Source:  The brain-trust of The Sabre Pilots Association

Yet, the most poignant point of this post is the title, "Stuff Dad Used to Do."

Soon, this print will go up onto a wall at a prestigious military museum as a modest memorial to the men who did their duty in those nervous days of Duck and Cover.
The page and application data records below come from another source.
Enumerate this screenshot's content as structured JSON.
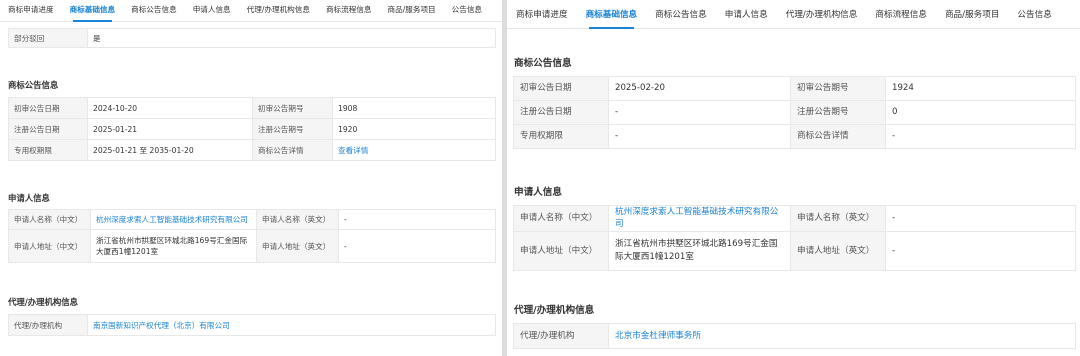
{
  "tabs": [
    "商标申请进度",
    "商标基础信息",
    "商标公告信息",
    "申请人信息",
    "代理/办理机构信息",
    "商标流程信息",
    "商品/服务项目",
    "公告信息"
  ],
  "active_tab": "商标基础信息",
  "colors": {
    "link": "#1a83d6",
    "label_bg": "#f5f5f5",
    "border": "#e8e8e8"
  },
  "left": {
    "partial_reject": {
      "label": "部分驳回",
      "value": "是"
    },
    "announcement": {
      "title": "商标公告信息",
      "prelim_date_label": "初审公告日期",
      "prelim_date": "2024-10-20",
      "prelim_issue_label": "初审公告期号",
      "prelim_issue": "1908",
      "reg_date_label": "注册公告日期",
      "reg_date": "2025-01-21",
      "reg_issue_label": "注册公告期号",
      "reg_issue": "1920",
      "term_label": "专用权期限",
      "term": "2025-01-21  至 2035-01-20",
      "detail_label": "商标公告详情",
      "detail_link": "查看详情"
    },
    "applicant": {
      "title": "申请人信息",
      "name_cn_label": "申请人名称（中文）",
      "name_cn": "杭州深度求索人工智能基础技术研究有限公司",
      "name_en_label": "申请人名称（英文）",
      "name_en": "-",
      "addr_cn_label": "申请人地址（中文）",
      "addr_cn": "浙江省杭州市拱墅区环城北路169号汇金国际大厦西1幢1201室",
      "addr_en_label": "申请人地址（英文）",
      "addr_en": "-"
    },
    "agency": {
      "title": "代理/办理机构信息",
      "label": "代理/办理机构",
      "value": "南京国新知识产权代理（北京）有限公司"
    }
  },
  "right": {
    "announcement": {
      "title": "商标公告信息",
      "prelim_date_label": "初审公告日期",
      "prelim_date": "2025-02-20",
      "prelim_issue_label": "初审公告期号",
      "prelim_issue": "1924",
      "reg_date_label": "注册公告日期",
      "reg_date": "-",
      "reg_issue_label": "注册公告期号",
      "reg_issue": "0",
      "term_label": "专用权期限",
      "term": "-",
      "detail_label": "商标公告详情",
      "detail": "-"
    },
    "applicant": {
      "title": "申请人信息",
      "name_cn_label": "申请人名称（中文）",
      "name_cn": "杭州深度求索人工智能基础技术研究有限公司",
      "name_en_label": "申请人名称（英文）",
      "name_en": "-",
      "addr_cn_label": "申请人地址（中文）",
      "addr_cn": "浙江省杭州市拱墅区环城北路169号汇金国际大厦西1幢1201室",
      "addr_en_label": "申请人地址（英文）",
      "addr_en": "-"
    },
    "agency": {
      "title": "代理/办理机构信息",
      "label": "代理/办理机构",
      "value": "北京市金杜律师事务所"
    }
  }
}
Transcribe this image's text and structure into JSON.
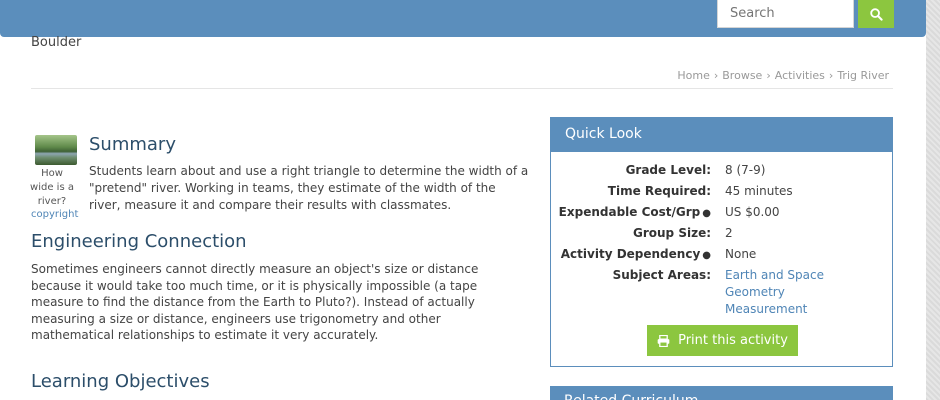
{
  "header": {
    "search_placeholder": "Search",
    "search_icon": "search-icon"
  },
  "org_name": "Boulder",
  "breadcrumb": [
    "Home",
    "Browse",
    "Activities",
    "Trig River"
  ],
  "thumbnail": {
    "caption": "How wide is a river?",
    "copyright": "copyright"
  },
  "summary": {
    "title": "Summary",
    "text": "Students learn about and use a right triangle to determine the width of a \"pretend\" river. Working in teams, they estimate of the width of the river, measure it and compare their results with classmates."
  },
  "engineering_connection": {
    "title": "Engineering Connection",
    "text": "Sometimes engineers cannot directly measure an object's size or distance because it would take too much time, or it is physically impossible (a tape measure to find the distance from the Earth to Pluto?). Instead of actually measuring a size or distance, engineers use trigonometry and other mathematical relationships to estimate it very accurately."
  },
  "learning_objectives": {
    "title": "Learning Objectives"
  },
  "quick_look": {
    "title": "Quick Look",
    "grade_level_label": "Grade Level:",
    "grade_level_value": "8 (7-9)",
    "time_required_label": "Time Required:",
    "time_required_value": "45 minutes",
    "expendable_cost_label": "Expendable Cost/Grp",
    "expendable_cost_value": "US $0.00",
    "group_size_label": "Group Size:",
    "group_size_value": "2",
    "activity_dependency_label": "Activity Dependency",
    "activity_dependency_value": "None",
    "subject_areas_label": "Subject Areas:",
    "subject_areas": [
      "Earth and Space",
      "Geometry",
      "Measurement"
    ],
    "print_label": "Print this activity"
  },
  "related_panel_title": "Related Curriculum",
  "colors": {
    "header_blue": "#5b8ebc",
    "accent_green": "#8cc63f",
    "link_blue": "#4f85b6",
    "heading_blue": "#2c4e6a"
  }
}
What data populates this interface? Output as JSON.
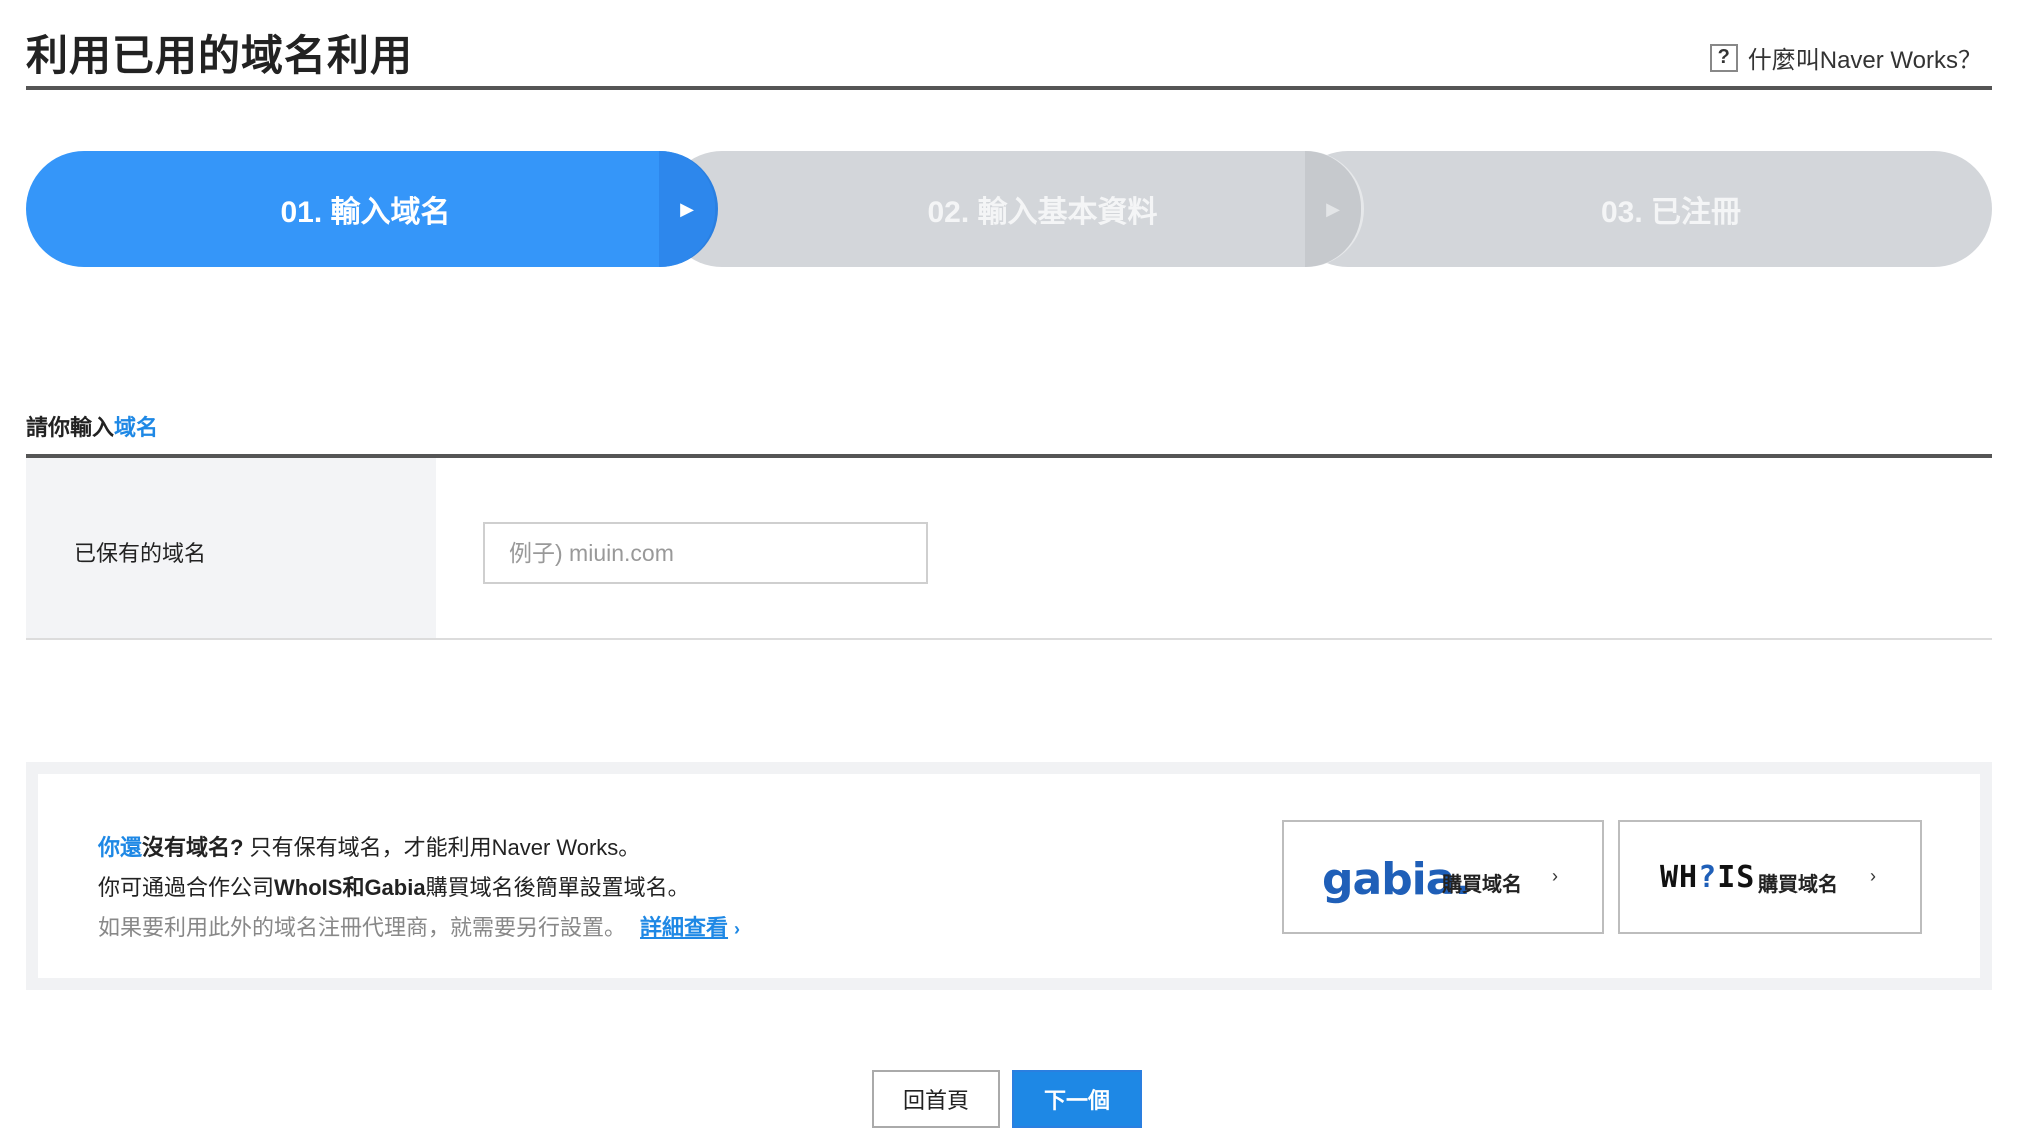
{
  "header": {
    "title": "利用已用的域名利用",
    "help_icon": "?",
    "help_label": "什麼叫Naver Works？"
  },
  "stepper": {
    "steps": [
      {
        "label": "01. 輸入域名",
        "state": "active"
      },
      {
        "label": "02. 輸入基本資料",
        "state": "inactive"
      },
      {
        "label": "03. 已注冊",
        "state": "inactive"
      }
    ],
    "arrow_glyph": "▶"
  },
  "section": {
    "heading_prefix": "請你輸入",
    "heading_accent": "域名"
  },
  "form": {
    "label": "已保有的域名",
    "input_value": "",
    "input_placeholder": "例子) miuin.com"
  },
  "info": {
    "line1_blue": "你還",
    "line1_bold": "沒有域名?",
    "line1_rest": " 只有保有域名，才能利用Naver Works。",
    "line2_a": "你可通過合作公司",
    "line2_b": "WhoIS和Gabia",
    "line2_c": "購買域名後簡單設置域名。",
    "line3_text": "如果要利用此外的域名注冊代理商，就需要另行設置。",
    "line3_link": "詳細查看",
    "link_chevron": "›"
  },
  "buy": {
    "gabia_logo": "gabia.",
    "gabia_label": "購買域名",
    "whois_logo_a": "WH",
    "whois_logo_q": "?",
    "whois_logo_b": "IS",
    "whois_label": "購買域名",
    "chevron": "›"
  },
  "actions": {
    "home_label": "回首頁",
    "next_label": "下一個"
  },
  "colors": {
    "accent": "#1e88e5",
    "step_active": "#3596f9",
    "step_inactive": "#d3d6da"
  }
}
The artwork was commissioned by the pilot's son who, now as a single-father, realizes the burden that parents have in making sure the future is, as well as can be expected, protected.

And so, the title.  Granted, it's a personal thing that makes most sense to the sons and daughters of military pilots.

But, I think it applies to anyone who stands on the shoulders of today, looks down and realizes the ladder of life is not made of metal and stencils...but flesh and bone.

Profile 121: F-8E Crusader as flown by Steve Russ, VF-53

F8 Crusader time!  Man, I've wanted to draw one of these sharks since I was 9 years old and struggling to glue the wings on.  

Hold that thought.

For some reason, people enjoy asking questions about what I do here.

Here's a sample:  "Are you really into Military?"

Sure!  But, I'm not a wanna-be for that matter.  The simple fact is that military moments are the crux of human history.  Remove them and we're left with a perforated storyline that simply doesn't add up to much.  But when taken in-whole, the picture of the human condition becomes much, much clearer.

So, to me, "Military" is fascinating.

Gawd, I love me my electronics but building plastic models is an awesome way to learn
History, Skill, Craftsmanship, Patience, Pride...
And I think this is the one that I attempted to build as a kid.
Source: Old Model Kits
Though I wholly agree with the Give Peace a Chance ideal, it's also the equivalent of listening to kindergarteners talk about what they'd do with a hundred dollars—"I'd buy all the candy in the world!"  We jaded adults know the truth—"Kid, you wouldn't get much and afterwards you'd puke your guts out."

In other words, right now, a world without war is simply unrealistic and until the moment when such is eliminated, our goal should be to do it better.   For me, writing about the human-side in addition to the war-side is is my contribution to this endeavor; it's awfully hard to make an enemy out of people we know'n like.  And, when confronted with those people who are inherently unlikeable (i.e. Nazis, ISIS, Khmer Rouge...) it's all the more enjoyable when they get blown up.

Steve Russ, in a condition he describes as, "Younger Me."
Source:  Steve Russ

Therefore, I interview old guys and draw their airplanes and hope for the best. 

Ok, back to the airplane.

Have another look at the Crusader above.  This particular example is one attached to the USS Bon Homme Richard (pronounced Bon Ahhm Rish-ard) circa 1968.  Her some-time pilot was, in his own words, only remarkable in that he was the youngest pilot on the ship.  

Over the next posts, I'll try to describe what it was like to fly this incredible aircraft known as "The Last of the Gunfighters."   As a war story, I'll share the pilot's perspective on using the machine as a tactical bomber (kind of like putting a luggage rack on the back of a 911 Turbo).   And you'll see some mighty-awesome fresh photographs of a day-in-the-life as well.

But as a human story, well, as my kids say, "It's complicated."

And that means this is a very human story. 

"Launch aircraft!"


No.  Don't launch...at least not quite yet.

You might think this is Steve readying to catapult off the carrier but in fact he's signaling that the F-8 was
No-Go and not mission-ready.
Source:  Michael Mihalevich, Photographer's Mate, 2nd Class and working for the U.S. Navy